Nobel Prize winner Yasunari Kawabata’s The Sound of the Mountain is a beautiful rendering of the predicament of old age — the gradual, reluctant narrowing of a human life, along with the sudden upsurges of passion that illuminate its closing.
By day Ogata Shingo, an elderly Tokyo businessman, is troubled by small failures of memory. At night he associates the distant rumble he hears from the nearby mountain with the sounds of death. In between are the complex relationships that were once the foundations of Shingo’s life: his trying wife; his philandering son; and his beautiful daughter-in-law, who inspires in him both pity and the stirrings of desire. Out of this translucent web of attachments, Kawabata has crafted a novel that is a powerful, serenely observed meditation on the relentless march of time.
About the Author
Yasunari Kawabata, winner of the 1968 Novel Prize for Literature, was one of Japan's most distinguished novelists. Born in Osaka in 1899, he published his first stories while he was still in high school. He graduated from Tokyo Imperial University in 1924. His story "The Izu Dancer," first published in 1925, appeared in The Atlantic Monthly in 1955. Among his major novels published in the United States are Snow Country (1956), The Master of Go (1972), and Beauty and Sadness (1975). Kawabata was found dead, by his own hand, in 1972.
“Kawabata is a poet of the gentlest shades, of the evanescent, the imperceptible.”

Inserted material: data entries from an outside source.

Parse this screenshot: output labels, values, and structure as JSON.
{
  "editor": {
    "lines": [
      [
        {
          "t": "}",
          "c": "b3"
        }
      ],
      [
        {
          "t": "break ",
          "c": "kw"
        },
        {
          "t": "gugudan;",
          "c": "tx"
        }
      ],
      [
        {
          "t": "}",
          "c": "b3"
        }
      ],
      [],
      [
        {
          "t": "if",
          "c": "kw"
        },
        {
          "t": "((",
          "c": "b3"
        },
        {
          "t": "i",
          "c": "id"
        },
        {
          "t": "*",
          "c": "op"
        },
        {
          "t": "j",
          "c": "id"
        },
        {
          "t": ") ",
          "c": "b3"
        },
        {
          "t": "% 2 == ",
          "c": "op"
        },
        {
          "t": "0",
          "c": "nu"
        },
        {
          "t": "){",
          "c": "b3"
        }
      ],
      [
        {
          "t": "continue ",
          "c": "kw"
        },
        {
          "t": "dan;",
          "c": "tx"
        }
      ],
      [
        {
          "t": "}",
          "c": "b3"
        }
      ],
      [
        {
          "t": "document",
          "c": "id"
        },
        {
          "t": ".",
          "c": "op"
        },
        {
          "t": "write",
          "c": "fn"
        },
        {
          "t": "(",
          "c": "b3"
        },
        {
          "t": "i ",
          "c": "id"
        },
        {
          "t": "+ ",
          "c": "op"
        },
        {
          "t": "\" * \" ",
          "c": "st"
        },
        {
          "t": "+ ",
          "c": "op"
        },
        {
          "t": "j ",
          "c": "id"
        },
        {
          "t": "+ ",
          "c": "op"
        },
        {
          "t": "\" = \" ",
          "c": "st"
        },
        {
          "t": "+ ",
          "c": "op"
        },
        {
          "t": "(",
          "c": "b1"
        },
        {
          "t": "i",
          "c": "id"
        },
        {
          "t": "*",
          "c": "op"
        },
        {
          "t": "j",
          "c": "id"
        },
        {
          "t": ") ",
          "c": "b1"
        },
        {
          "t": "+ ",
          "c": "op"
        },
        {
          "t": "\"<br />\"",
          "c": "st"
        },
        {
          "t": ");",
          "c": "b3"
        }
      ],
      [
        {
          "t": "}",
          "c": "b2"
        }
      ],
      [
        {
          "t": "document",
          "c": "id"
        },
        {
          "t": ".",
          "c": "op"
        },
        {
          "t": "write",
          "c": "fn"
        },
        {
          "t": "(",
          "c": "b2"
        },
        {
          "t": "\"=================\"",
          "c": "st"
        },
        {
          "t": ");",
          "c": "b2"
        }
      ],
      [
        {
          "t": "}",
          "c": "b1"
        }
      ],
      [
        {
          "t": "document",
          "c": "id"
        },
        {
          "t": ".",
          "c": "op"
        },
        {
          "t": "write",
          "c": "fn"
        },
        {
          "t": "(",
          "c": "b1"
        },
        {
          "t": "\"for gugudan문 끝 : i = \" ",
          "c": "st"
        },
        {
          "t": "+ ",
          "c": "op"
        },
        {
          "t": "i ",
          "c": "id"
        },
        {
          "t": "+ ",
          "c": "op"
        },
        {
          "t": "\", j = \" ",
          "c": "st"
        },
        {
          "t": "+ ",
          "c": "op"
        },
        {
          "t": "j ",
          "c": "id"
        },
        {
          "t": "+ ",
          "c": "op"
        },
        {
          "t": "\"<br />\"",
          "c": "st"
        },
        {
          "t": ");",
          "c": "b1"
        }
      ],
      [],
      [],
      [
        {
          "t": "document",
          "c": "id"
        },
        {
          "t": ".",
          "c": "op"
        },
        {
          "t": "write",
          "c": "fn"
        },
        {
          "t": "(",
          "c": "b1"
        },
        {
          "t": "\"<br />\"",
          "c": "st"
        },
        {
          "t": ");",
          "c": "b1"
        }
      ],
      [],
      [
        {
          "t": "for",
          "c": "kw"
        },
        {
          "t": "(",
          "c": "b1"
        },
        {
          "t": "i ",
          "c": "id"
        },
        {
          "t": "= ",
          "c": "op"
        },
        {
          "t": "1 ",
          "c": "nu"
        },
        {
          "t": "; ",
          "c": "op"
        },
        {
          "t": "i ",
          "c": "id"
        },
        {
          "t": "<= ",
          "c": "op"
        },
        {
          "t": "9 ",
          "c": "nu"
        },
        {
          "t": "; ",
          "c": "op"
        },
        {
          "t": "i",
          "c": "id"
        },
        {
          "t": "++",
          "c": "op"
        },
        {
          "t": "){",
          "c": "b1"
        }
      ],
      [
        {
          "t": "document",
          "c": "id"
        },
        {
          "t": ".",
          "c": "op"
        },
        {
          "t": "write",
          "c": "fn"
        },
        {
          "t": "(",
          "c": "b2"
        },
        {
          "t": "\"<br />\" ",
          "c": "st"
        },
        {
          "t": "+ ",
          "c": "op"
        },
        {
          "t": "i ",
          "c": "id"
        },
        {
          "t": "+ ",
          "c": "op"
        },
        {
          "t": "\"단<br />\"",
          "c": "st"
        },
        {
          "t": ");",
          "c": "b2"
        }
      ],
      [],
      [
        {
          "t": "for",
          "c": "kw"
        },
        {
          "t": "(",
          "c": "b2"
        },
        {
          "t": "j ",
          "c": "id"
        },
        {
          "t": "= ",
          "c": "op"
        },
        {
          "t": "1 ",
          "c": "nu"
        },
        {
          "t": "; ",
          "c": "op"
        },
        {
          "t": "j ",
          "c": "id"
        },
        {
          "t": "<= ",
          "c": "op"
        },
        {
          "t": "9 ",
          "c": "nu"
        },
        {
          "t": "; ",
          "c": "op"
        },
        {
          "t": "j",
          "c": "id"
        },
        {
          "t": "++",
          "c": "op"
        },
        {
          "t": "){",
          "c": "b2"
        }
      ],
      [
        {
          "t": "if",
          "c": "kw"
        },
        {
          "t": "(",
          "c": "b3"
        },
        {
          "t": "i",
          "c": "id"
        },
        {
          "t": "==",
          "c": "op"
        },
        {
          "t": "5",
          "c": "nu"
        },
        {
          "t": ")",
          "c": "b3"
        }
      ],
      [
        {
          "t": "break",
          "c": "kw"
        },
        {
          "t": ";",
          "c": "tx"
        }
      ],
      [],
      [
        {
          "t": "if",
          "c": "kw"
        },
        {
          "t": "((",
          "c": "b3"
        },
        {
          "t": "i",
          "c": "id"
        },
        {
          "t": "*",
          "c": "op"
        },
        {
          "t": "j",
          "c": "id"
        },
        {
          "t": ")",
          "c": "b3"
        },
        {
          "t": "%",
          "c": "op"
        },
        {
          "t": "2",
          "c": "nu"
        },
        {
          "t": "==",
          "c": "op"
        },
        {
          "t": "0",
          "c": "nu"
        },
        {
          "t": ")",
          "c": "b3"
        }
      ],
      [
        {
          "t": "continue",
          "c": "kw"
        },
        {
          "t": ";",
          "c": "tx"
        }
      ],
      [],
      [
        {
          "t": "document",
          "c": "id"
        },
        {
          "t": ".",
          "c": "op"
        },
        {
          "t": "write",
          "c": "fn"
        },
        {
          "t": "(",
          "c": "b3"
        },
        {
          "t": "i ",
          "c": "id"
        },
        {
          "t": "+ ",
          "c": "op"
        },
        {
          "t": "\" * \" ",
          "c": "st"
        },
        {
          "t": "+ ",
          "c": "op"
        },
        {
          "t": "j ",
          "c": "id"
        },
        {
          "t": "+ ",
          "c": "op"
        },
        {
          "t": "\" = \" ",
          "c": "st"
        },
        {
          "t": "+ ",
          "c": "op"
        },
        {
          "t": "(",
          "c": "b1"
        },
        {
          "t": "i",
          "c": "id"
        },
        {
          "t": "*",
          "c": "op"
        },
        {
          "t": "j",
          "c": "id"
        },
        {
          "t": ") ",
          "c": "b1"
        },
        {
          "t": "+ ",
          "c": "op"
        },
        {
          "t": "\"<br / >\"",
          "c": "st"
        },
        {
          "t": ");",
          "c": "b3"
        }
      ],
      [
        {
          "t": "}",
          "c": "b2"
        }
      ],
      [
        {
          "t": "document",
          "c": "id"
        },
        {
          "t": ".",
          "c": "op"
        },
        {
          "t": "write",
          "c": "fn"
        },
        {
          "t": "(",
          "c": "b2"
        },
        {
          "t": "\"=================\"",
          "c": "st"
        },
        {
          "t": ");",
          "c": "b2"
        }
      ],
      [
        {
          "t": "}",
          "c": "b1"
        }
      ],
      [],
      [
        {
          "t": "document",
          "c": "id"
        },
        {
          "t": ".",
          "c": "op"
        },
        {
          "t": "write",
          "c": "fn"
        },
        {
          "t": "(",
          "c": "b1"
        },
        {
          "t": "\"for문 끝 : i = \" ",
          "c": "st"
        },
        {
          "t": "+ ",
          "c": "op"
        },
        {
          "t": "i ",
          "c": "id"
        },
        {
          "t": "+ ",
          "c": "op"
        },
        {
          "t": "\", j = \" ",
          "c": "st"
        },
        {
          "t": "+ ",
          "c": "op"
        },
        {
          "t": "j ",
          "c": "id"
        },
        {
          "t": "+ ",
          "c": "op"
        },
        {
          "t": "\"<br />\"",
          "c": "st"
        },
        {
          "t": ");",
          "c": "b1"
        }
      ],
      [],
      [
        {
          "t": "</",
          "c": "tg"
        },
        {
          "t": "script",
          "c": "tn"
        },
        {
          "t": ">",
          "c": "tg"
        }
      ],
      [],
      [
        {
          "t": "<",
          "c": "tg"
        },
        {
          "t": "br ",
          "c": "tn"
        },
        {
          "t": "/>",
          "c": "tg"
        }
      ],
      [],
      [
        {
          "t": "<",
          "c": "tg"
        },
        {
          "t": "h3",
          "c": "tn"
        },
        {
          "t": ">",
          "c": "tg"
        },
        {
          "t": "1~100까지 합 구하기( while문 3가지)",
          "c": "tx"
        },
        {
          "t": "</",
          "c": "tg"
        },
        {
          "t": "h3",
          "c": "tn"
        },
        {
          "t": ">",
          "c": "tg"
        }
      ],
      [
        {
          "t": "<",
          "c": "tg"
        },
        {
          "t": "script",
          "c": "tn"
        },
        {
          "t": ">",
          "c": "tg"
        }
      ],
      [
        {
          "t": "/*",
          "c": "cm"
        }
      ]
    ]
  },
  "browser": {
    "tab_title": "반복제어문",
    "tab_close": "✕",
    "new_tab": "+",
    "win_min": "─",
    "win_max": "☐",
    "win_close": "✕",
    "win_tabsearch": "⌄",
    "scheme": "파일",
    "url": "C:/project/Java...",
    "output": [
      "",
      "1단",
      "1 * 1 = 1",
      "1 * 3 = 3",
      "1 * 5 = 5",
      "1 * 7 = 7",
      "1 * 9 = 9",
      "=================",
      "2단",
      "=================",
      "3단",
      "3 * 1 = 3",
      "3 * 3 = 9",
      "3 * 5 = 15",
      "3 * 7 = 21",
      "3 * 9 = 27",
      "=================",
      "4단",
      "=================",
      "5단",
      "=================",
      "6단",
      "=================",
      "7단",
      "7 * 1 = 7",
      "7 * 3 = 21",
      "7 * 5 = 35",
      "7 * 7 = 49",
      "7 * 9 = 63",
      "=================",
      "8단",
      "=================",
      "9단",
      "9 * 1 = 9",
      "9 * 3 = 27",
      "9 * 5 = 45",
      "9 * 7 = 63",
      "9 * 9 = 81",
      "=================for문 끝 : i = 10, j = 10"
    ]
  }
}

“A rich, complicated novel. . . . Of all modern Japanese fiction, Kawabata’s is the closest to poetry.”
—The New York Times Book Review